The Dark Side of Faith
October 1, 2005
The dark side of faith
By ROSA BROOKS
It's official: Too much religion may be a dangerous thing.
This is the implication of a study reported in the current issue of
the Journal of Religion and Society, a publication of Creighton
University's Center for the Study of Religion. The study, by
evolutionary scientist Gregory S. Paul, looks at the correlation
between levels of "popular religiosity" and various "quantifiable
societal health" indicators in 18 prosperous democracies, including the
Paul ranked societies based on the percentage of their population
expressing absolute belief in God, the frequency of prayer reported by

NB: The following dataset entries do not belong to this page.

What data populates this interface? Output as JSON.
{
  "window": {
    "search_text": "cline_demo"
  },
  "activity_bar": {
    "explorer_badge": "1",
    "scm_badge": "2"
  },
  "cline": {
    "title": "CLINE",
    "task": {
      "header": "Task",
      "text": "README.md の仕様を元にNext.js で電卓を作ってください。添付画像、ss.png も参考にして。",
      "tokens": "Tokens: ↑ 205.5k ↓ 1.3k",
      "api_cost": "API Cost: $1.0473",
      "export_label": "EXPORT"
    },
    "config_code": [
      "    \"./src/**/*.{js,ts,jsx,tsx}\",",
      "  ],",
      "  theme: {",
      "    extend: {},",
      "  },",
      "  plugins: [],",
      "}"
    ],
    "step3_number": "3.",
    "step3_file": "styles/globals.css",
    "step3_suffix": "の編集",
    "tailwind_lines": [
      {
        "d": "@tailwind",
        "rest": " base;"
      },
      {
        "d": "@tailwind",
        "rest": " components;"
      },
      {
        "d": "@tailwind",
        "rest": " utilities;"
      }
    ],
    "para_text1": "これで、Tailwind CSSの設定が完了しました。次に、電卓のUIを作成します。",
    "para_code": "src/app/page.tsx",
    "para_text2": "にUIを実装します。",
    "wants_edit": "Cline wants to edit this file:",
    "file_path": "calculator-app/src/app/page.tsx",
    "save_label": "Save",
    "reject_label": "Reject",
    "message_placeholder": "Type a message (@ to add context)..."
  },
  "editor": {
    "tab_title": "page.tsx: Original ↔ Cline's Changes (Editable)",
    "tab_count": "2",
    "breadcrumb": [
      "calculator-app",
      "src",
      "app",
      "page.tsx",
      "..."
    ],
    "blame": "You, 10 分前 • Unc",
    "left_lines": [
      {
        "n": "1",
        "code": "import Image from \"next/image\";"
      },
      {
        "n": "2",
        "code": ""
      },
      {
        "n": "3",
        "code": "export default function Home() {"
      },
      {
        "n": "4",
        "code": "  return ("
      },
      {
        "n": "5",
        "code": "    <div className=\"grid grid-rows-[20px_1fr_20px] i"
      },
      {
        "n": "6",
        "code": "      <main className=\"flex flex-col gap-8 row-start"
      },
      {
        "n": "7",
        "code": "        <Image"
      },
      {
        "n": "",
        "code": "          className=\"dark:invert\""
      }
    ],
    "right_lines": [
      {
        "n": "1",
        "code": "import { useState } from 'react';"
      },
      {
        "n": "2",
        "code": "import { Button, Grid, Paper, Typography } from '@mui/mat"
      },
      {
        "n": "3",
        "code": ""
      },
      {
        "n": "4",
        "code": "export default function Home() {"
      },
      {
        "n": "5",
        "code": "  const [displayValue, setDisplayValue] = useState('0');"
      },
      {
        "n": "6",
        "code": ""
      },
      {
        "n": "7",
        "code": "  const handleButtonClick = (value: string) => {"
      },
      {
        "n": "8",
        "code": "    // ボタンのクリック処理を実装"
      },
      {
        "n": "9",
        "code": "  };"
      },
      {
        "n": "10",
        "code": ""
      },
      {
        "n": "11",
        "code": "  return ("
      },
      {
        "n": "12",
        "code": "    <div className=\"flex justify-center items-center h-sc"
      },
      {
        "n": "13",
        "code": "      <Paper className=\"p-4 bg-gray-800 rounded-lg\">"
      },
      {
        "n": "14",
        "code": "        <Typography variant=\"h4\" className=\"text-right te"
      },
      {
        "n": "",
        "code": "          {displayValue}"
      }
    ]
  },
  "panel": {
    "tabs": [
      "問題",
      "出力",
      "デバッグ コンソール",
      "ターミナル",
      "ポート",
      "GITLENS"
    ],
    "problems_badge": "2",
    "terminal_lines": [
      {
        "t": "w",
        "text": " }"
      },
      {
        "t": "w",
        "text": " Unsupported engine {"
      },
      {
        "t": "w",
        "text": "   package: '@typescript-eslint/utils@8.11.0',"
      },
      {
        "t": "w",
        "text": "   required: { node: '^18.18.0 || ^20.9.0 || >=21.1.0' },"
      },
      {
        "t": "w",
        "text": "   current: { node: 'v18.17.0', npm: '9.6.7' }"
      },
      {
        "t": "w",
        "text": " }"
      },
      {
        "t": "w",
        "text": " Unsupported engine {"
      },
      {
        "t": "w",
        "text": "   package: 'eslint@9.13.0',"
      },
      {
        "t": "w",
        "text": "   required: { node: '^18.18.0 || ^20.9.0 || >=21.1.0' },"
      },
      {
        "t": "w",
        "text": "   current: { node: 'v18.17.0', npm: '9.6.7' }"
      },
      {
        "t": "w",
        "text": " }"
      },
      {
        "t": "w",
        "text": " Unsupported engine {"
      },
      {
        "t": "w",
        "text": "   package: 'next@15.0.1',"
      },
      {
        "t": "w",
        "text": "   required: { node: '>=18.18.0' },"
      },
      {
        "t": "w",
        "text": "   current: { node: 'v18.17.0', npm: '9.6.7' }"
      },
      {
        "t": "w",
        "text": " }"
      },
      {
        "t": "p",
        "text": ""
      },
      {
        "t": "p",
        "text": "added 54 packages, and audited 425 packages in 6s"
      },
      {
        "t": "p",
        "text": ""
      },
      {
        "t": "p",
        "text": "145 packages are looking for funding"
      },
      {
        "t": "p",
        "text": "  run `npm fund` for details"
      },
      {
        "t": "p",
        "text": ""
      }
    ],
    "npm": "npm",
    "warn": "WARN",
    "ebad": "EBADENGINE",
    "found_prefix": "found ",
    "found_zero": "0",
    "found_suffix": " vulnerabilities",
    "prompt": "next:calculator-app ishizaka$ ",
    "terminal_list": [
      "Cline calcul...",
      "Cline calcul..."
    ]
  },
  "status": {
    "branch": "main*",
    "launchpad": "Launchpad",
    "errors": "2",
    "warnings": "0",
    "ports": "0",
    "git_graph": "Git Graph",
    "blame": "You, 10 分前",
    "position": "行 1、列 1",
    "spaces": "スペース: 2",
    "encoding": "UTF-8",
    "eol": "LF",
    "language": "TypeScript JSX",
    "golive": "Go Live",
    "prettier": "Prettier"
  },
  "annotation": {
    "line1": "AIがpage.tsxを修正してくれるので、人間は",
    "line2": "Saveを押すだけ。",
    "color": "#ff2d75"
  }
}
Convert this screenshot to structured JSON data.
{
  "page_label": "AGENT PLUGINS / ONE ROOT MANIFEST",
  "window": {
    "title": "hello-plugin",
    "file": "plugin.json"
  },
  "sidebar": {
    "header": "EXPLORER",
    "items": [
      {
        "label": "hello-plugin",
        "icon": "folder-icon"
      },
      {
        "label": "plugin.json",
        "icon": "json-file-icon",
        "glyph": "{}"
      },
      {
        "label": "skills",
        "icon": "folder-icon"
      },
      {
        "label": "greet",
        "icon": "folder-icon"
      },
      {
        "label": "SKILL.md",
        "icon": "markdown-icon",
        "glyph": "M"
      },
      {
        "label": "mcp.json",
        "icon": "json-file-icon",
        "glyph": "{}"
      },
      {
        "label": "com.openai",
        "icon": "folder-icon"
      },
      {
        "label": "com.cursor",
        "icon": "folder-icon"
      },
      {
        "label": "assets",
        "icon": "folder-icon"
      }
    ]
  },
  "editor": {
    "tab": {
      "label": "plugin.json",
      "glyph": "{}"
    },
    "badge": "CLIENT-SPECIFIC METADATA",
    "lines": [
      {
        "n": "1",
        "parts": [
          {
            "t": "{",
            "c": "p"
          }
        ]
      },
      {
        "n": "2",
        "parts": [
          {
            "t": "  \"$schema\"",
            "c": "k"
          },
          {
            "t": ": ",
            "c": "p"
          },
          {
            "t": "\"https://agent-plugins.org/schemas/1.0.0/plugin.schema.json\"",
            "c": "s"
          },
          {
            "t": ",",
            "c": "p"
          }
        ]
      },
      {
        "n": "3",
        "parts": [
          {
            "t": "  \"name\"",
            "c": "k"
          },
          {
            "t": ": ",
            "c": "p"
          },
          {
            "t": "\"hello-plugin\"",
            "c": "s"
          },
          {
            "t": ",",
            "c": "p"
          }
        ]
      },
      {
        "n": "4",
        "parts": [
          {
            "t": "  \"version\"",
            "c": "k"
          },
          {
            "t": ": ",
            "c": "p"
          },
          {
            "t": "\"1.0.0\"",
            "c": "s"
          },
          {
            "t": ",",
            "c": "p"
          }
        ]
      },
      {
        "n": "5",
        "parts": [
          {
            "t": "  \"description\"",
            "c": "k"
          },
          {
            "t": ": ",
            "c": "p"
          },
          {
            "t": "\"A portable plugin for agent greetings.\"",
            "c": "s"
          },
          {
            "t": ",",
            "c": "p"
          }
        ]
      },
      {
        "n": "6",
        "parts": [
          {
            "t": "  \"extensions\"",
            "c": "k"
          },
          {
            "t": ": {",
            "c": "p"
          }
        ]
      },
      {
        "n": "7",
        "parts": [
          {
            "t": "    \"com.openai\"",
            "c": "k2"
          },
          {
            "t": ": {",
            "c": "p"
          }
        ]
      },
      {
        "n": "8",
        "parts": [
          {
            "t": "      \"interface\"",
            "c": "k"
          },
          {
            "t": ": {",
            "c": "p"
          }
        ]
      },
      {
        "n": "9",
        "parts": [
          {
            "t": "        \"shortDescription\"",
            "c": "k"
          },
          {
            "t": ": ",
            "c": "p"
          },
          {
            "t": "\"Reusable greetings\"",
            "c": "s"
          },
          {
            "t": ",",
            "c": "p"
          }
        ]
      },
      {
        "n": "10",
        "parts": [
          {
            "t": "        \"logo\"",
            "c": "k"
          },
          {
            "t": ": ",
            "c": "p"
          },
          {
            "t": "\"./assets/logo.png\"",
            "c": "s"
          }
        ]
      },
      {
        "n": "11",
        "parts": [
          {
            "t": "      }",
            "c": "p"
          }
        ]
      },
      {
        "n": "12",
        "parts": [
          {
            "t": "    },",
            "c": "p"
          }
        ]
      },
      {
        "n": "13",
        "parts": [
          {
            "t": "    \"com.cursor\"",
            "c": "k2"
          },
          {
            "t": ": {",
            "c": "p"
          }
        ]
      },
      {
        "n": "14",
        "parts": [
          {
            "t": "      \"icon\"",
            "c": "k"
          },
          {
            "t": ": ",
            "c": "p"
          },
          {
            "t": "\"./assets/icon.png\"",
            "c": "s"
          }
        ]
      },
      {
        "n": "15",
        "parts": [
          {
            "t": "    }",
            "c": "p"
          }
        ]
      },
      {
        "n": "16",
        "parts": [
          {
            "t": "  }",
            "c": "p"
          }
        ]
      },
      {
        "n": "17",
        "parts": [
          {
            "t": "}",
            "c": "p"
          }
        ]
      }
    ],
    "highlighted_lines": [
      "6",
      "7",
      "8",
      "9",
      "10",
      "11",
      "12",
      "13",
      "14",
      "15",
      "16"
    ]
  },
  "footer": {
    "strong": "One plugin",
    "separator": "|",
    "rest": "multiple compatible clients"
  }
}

their citizens and their frequency of attendance at religious services.
He then correlated this with data on rates of homicide, sexually
transmitted disease, teen pregnancy, abortion and child mortality.
He found that the most religious democracies exhibited substantially
higher degrees of social dysfunction than societies with larger
percentages of atheists and agnostics. Of the nations studied, the U.S.
â€” which has by far the largest percentage of people who take the Bible
literally and express absolute belief in God (and the lowest percentage
of atheists and agnostics) â€” also has by far the highest levels of
homicide, abortion, teen pregnancy and sexually transmitted diseases.
This conclusion will come as no surprise to those who have long
gnashed their teeth in frustration while listening to right-wing
evangelical claims that secular liberals are weak on "values." Paul's
study confirms globally what is already evident in the U.S.: When it
comes to "values," if you look at facts rather than mere rhetoric, the
substantially more secular blue states routinely leave the Bible Belt
red states in the dust.
Murder rates? Six of the seven states with the highest 2003 homicide
rates were "red" in the 2004 elections (Louisiana, Mississippi, Nevada,
Arizona, Georgia, South Carolina), while the deep blue Northeastern
states had murder rates well below the national average. Infant
mortality rates? Highest in the South and Southwest; lowest in New
England. Divorce rates? Marriages break up far more in red states than
in blue. Teen pregnancy rates? The same.
Of course, the red/blue divide is only an imperfect proxy for levels
of religiosity. And while Paul's study found that the correlation
between high degrees of religiosity and high degrees of social
dysfunction appears robust, it could be that high levels of social
dysfunction fuel religiosity, rather than the other way around.
Although correlation is not causation, Paul's study offers much food
for thought. At a minimum, his findings suggest that contrary to
popular belief, lack of religiosity does societies no particular harm.
This should offer ammunition to those who maintain that religious
belief is a purely private matter and that government should remain
neutral, not only among religions but also between religion and lack of
religion. It should also give a boost to critics of "faith-based"
social services and abstinence-only disease and pregnancy prevention
We shouldn't shy away from the possibility that too much religiosity
may be socially dangerous. Secular, rationalist approaches to
problem-solving emphasize uncertainty, evidence and perpetual
reevaluation. Religious faith is inherently nonrational.
This in itself does not make religion worthless or dangerous. All
humans hold nonrational beliefs, and some of these may have both
individual and societal value. But historically, societies run into
trouble when powerful religions become imperial and absolutist.
The claim that religion can have a dark side should not be news. Does
anyone doubt that Islamic extremism is linked to the recent rise in
international terrorism? And since the history of Christianity is every
bit as blood-drenched as the history of Islam, why should we doubt that
extremist forms of modern American Christianity have their own
pernicious and measurable effects on national health and well-being?
Arguably, Paul's study invites us to conclude that the most serious
threat humanity faces today is religious extremism: nonrational,
absolutist belief systems that refuse to tolerate difference and
My prediction is that right-wing evangelicals will do their best to
discredit Paul's substantive findings. But when they fail, they'll just
shrug: So what if highly religious societies have more murders and
disease than less religious societies? Remember the trials of Job? God
likes to test the faithful.
To the truly nonrational, even evidence that on its face undermines
your beliefs can be twisted to support them. Absolutism means never
having to say you're sorry.
And that, of course, is what makes it so very dangerous.